What to work on =>
This exercise needs the listing below duplicated exactly.

Excerpted data =>
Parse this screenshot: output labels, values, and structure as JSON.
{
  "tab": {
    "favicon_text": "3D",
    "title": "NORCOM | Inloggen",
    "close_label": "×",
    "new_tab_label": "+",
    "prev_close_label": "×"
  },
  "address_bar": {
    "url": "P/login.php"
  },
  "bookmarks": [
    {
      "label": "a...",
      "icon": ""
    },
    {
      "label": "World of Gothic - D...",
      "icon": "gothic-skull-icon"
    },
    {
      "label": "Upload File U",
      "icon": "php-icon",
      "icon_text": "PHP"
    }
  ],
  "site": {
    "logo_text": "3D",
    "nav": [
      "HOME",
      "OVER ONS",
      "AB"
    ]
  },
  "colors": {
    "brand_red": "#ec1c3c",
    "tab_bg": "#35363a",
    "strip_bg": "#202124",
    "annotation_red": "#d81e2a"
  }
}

Solution =>
Parse this screenshot: output labels, values, and structure as JSON.
{
  "tab": {
    "favicon_text": "3D",
    "title": "NORCOM | Inloggen",
    "close_label": "×",
    "new_tab_label": "+",
    "prev_close_label": "×"
  },
  "address_bar": {
    "url": "P/login.php"
  },
  "bookmarks": [
    {
      "label": "a...",
      "icon": ""
    },
    {
      "label": "World of Gothic - D...",
      "icon": "gothic-skull-icon"
    },
    {
      "label": "Upload File U",
      "icon": "php-icon",
      "icon_text": "PHP"
    }
  ],
  "site": {
    "logo_text": "3D",
    "nav": [
      "HOME",
      "OVER ONS",
      "AB"
    ]
  },
  "colors": {
    "brand_red": "#ec1c3c",
    "tab_bg": "#35363a",
    "strip_bg": "#202124",
    "annotation_red": "#d81e2a"
  }
}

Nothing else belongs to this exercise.